DIRECTIONS - In the entries below, identify every line with the string "icon" and copy it.

(DATA PROVIDED begins)

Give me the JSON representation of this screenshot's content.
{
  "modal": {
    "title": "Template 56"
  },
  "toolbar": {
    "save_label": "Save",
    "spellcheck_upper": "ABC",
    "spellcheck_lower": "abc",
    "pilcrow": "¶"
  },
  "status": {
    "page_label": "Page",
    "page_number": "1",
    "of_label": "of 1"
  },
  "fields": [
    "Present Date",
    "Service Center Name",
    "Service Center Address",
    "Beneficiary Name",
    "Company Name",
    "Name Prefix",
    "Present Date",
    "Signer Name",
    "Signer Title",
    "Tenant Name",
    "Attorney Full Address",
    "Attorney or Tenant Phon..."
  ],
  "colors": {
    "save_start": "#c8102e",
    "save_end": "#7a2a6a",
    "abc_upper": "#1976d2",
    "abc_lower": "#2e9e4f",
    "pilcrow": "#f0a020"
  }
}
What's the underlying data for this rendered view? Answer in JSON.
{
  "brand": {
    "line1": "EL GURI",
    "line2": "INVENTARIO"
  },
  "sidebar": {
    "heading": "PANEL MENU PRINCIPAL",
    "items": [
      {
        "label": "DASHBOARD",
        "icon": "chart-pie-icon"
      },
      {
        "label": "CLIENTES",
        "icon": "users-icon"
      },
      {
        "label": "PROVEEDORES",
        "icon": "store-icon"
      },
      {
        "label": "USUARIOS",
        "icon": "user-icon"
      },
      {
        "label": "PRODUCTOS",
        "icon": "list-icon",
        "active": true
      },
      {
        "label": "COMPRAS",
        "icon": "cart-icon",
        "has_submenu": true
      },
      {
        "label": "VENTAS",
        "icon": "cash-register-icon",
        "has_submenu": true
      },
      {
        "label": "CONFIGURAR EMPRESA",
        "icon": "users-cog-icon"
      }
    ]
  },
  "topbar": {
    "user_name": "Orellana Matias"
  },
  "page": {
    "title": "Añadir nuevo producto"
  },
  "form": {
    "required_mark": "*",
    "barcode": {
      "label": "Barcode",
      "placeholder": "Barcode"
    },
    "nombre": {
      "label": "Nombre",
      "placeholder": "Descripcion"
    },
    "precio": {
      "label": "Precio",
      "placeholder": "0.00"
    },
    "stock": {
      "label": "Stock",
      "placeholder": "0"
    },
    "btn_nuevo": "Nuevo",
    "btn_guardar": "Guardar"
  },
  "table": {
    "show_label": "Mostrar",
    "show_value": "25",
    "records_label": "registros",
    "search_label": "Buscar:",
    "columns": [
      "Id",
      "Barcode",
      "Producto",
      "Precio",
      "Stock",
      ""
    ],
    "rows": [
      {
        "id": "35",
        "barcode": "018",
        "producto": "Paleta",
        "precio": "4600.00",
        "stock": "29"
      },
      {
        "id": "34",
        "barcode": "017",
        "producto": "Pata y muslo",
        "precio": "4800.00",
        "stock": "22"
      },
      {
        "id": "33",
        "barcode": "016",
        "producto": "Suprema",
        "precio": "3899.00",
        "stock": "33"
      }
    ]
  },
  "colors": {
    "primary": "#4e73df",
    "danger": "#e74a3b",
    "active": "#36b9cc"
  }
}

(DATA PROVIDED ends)

SOLUTION FOR THIS TASK -
        "icon": "chart-pie-icon"
        "icon": "users-icon"
        "icon": "store-icon"
        "icon": "user-icon"
        "icon": "list-icon",
        "icon": "cart-icon",
        "icon": "cash-register-icon",
        "icon": "users-cog-icon"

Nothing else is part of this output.